REQUIRED WORK
Type out all the records again exactly.

DATA EXTRACTS
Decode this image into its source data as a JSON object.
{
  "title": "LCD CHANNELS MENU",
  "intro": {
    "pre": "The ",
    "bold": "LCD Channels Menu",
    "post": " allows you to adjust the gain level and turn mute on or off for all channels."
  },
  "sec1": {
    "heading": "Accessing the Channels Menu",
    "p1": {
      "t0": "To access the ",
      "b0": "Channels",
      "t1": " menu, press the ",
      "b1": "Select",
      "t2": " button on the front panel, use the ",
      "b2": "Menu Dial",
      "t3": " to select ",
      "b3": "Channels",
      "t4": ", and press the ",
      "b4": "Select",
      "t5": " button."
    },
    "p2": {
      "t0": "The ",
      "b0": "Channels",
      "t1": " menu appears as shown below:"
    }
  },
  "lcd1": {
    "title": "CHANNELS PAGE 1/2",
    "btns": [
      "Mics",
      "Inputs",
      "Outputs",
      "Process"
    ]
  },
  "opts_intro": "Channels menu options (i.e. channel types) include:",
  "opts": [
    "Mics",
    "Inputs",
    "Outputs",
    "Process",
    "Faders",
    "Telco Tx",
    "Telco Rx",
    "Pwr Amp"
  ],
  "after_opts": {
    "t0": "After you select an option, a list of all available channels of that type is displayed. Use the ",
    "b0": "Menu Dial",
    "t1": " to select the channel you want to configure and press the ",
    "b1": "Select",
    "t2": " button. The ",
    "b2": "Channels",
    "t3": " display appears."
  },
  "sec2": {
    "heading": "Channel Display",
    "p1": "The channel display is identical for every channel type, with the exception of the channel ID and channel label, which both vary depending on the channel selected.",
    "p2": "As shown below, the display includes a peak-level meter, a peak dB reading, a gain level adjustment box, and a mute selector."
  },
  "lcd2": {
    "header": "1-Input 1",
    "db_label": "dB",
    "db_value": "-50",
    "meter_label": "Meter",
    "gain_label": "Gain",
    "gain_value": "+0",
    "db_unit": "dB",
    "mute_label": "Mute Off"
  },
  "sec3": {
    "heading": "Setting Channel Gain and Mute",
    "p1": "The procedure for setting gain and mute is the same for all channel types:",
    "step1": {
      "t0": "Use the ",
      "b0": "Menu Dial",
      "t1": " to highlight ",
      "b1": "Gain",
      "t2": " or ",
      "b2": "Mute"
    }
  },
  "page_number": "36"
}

ANSWER BELOW
Decode this image into its source data as a JSON object.
{
  "title": "LCD CHANNELS MENU",
  "intro": {
    "pre": "The ",
    "bold": "LCD Channels Menu",
    "post": " allows you to adjust the gain level and turn mute on or off for all channels."
  },
  "sec1": {
    "heading": "Accessing the Channels Menu",
    "p1": {
      "t0": "To access the ",
      "b0": "Channels",
      "t1": " menu, press the ",
      "b1": "Select",
      "t2": " button on the front panel, use the ",
      "b2": "Menu Dial",
      "t3": " to select ",
      "b3": "Channels",
      "t4": ", and press the ",
      "b4": "Select",
      "t5": " button."
    },
    "p2": {
      "t0": "The ",
      "b0": "Channels",
      "t1": " menu appears as shown below:"
    }
  },
  "lcd1": {
    "title": "CHANNELS PAGE 1/2",
    "btns": [
      "Mics",
      "Inputs",
      "Outputs",
      "Process"
    ]
  },
  "opts_intro": "Channels menu options (i.e. channel types) include:",
  "opts": [
    "Mics",
    "Inputs",
    "Outputs",
    "Process",
    "Faders",
    "Telco Tx",
    "Telco Rx",
    "Pwr Amp"
  ],
  "after_opts": {
    "t0": "After you select an option, a list of all available channels of that type is displayed. Use the ",
    "b0": "Menu Dial",
    "t1": " to select the channel you want to configure and press the ",
    "b1": "Select",
    "t2": " button. The ",
    "b2": "Channels",
    "t3": " display appears."
  },
  "sec2": {
    "heading": "Channel Display",
    "p1": "The channel display is identical for every channel type, with the exception of the channel ID and channel label, which both vary depending on the channel selected.",
    "p2": "As shown below, the display includes a peak-level meter, a peak dB reading, a gain level adjustment box, and a mute selector."
  },
  "lcd2": {
    "header": "1-Input 1",
    "db_label": "dB",
    "db_value": "-50",
    "meter_label": "Meter",
    "gain_label": "Gain",
    "gain_value": "+0",
    "db_unit": "dB",
    "mute_label": "Mute Off"
  },
  "sec3": {
    "heading": "Setting Channel Gain and Mute",
    "p1": "The procedure for setting gain and mute is the same for all channel types:",
    "step1": {
      "t0": "Use the ",
      "b0": "Menu Dial",
      "t1": " to highlight ",
      "b1": "Gain",
      "t2": " or ",
      "b2": "Mute"
    }
  },
  "page_number": "36"
}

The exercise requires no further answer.